Dozens feared dead as tornadoes tear through Kentucky, southeastern US
Kentucky Governor Andy Beshear (Screen Grab)

Some 50 people are "likely" to have been killed in a devastating outbreak of tornadoes that ripped through Kentucky and several other U.S. states late Friday and early Saturday, Kentucky Governor Andy Beshear said.

He told local TV station WLKY that the number of dead could be "significantly north of that", the Washington Post reported.

"The reports are really heartbreaking," he said, according to the Post. It added that a spokeswoman for the state's emergency management service said that rescue officials had not confirmed figures for deaths or injuries as of early Saturday.

Some of the worst destruction was in Mayfield, in western Kentucky, the New York Times reported.
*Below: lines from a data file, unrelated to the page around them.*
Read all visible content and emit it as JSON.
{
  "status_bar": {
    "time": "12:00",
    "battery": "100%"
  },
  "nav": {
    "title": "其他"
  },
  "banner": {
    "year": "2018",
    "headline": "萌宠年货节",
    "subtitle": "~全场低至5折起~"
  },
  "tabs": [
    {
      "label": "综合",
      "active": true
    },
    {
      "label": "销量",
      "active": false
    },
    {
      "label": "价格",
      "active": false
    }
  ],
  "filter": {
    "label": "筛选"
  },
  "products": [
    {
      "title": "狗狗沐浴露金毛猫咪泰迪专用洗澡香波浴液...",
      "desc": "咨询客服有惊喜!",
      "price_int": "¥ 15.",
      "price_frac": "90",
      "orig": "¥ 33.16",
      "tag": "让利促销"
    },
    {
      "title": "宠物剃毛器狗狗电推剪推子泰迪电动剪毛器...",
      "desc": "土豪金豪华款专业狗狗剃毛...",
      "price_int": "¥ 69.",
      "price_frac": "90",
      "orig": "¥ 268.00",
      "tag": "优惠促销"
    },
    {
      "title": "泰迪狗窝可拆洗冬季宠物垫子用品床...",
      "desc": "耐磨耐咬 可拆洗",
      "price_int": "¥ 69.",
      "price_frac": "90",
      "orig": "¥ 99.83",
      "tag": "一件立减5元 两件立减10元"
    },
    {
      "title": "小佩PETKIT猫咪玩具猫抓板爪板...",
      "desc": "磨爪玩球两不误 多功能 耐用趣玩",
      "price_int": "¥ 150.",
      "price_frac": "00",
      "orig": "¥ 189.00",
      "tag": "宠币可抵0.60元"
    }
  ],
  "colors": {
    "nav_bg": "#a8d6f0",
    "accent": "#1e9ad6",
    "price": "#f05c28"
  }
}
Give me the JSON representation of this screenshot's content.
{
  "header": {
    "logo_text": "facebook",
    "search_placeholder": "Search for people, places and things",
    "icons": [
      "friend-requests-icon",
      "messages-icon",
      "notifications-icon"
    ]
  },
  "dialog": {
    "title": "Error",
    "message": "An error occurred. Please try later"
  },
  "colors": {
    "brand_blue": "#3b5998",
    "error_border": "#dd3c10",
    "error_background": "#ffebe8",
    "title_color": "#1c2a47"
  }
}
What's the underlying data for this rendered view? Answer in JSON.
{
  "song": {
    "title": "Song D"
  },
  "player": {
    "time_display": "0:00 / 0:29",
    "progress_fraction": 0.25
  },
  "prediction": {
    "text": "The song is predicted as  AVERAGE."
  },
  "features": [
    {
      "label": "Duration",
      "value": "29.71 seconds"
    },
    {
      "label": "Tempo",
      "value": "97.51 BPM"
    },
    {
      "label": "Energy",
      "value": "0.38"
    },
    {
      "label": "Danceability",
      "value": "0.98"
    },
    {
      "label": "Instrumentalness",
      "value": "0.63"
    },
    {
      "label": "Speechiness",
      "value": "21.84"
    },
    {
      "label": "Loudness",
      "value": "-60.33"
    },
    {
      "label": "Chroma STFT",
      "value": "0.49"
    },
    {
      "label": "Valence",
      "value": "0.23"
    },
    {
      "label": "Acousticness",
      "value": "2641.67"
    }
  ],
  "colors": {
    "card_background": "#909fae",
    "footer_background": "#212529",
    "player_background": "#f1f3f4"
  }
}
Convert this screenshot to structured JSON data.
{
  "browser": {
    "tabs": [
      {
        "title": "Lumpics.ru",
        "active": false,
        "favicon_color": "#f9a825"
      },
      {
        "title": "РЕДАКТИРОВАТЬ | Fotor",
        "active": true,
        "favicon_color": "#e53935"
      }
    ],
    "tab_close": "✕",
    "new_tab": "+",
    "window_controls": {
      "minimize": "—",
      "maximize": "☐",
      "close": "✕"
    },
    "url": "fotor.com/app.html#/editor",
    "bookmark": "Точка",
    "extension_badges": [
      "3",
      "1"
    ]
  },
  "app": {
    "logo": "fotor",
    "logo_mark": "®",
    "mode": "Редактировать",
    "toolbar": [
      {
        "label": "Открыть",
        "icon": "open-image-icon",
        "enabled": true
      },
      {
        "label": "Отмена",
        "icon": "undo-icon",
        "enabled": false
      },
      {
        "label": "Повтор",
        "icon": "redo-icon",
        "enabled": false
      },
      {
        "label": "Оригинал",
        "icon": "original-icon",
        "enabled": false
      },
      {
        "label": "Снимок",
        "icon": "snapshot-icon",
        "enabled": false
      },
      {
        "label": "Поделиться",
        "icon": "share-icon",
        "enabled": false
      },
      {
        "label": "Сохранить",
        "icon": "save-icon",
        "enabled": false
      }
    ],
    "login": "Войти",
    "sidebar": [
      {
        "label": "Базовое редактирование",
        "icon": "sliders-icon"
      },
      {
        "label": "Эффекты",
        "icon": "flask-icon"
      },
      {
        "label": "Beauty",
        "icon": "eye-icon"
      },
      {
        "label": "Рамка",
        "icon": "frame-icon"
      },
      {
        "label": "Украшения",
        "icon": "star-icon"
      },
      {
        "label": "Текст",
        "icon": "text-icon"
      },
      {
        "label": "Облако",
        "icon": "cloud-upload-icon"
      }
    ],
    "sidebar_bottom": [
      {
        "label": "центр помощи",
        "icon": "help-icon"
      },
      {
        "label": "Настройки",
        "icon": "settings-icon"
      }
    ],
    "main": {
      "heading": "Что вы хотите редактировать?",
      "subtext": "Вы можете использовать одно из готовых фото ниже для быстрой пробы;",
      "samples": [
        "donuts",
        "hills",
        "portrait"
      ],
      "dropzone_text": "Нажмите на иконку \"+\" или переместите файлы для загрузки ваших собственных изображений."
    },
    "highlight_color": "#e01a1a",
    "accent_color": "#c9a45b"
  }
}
About 110 people were inside a candle factory in the area when the tornado ripped through, it added.

"We believe we’ll lose at least dozens of those individuals," Beshear was quoted as saying by the Times.

In Tennessee, the severe weather killed at least three people, Dean Flener, spokesman for the state's Emergency Management Agency, said in comments carried by the Post.


At least one person was killed and five were injured when a tornado shredded the roof of a nursing home in Monette in northern Arkansas, the Post quoted local officials as saying.

In Illinois, authorities said many people were trapped after a roof partially collapsed at an Amazon.com Inc warehouse near St. Louis late on Friday, after tornadoes and strong storms blew through the area.

Beshear, who declared a state of emergency in his state, was quoted as saying the damage would be "some of the worst ... we’ve seen in a long time".

The storms caused a CSX company freight train to derail in western Kentucky, although it said no injuries were reported, the Times said.

Bill Bunting, operations chief at the Storm Prediction Center, part of the National Weather Service, said at least five states were hit by the tornadoes, naming them as Illinois, Kentucky, Tennessee, Missouri and Arkansas, the Times reported.

(REUTERS)